Image: Head of a Glasshead Barreleye
Side view of the head of a Glasshead Barreleye trawled from a depth of around 1000 m on the abyssal plain in the southern Tasman Sea, between Tasmania and New Zealand. The translucent round structure is the primary eye. The fish also has ancillary mirror-organs that collect light from the side and below. The opening through which light passes is clearly visible. The mirror-organs have guanine crystals and a 'retina' of sorts that bounce the light they detect back into the main eye or it may be detected by the mirror organ itself. The fish essentially has 4 'eyes'. View an excellent diagram on Wikipedia of the workings of the eyes of Dolichopteryx longipes, another species of barreleye.

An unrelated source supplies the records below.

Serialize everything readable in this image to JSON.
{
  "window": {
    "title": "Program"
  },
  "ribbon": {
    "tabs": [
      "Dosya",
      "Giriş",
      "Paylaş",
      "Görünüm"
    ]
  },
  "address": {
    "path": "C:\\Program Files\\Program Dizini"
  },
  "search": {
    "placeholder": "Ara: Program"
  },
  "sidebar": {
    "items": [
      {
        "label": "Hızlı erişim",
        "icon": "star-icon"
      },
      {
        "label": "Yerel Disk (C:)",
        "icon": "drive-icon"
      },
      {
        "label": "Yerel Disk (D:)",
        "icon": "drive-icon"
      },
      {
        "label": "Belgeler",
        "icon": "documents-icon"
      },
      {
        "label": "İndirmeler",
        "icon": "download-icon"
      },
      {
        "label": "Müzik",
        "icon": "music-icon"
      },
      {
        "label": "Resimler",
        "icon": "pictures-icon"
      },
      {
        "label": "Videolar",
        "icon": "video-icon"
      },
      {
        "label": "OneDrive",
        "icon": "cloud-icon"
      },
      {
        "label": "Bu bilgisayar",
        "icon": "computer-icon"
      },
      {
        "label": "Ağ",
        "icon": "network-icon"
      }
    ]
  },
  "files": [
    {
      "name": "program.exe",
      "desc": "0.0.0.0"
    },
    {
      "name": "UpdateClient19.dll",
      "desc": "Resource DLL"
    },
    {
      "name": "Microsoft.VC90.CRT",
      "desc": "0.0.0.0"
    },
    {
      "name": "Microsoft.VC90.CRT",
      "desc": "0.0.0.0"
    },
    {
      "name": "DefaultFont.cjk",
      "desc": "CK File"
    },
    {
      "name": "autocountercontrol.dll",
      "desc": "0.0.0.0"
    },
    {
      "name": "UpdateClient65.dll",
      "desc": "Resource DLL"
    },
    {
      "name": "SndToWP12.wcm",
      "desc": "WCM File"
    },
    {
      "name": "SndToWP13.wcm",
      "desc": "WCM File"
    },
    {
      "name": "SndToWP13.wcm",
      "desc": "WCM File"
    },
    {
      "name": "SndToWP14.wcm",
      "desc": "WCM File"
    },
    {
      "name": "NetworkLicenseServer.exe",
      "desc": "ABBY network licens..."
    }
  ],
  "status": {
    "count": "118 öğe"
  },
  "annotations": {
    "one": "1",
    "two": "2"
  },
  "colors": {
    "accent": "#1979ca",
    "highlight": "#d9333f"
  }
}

- Adrian Flynn
- © Adrian Flynn
The barreleyes are an unusual family of deepsea fishes, most of which have upwardly-directed eyes. The eyes detect the silhouettes of prey swimming above.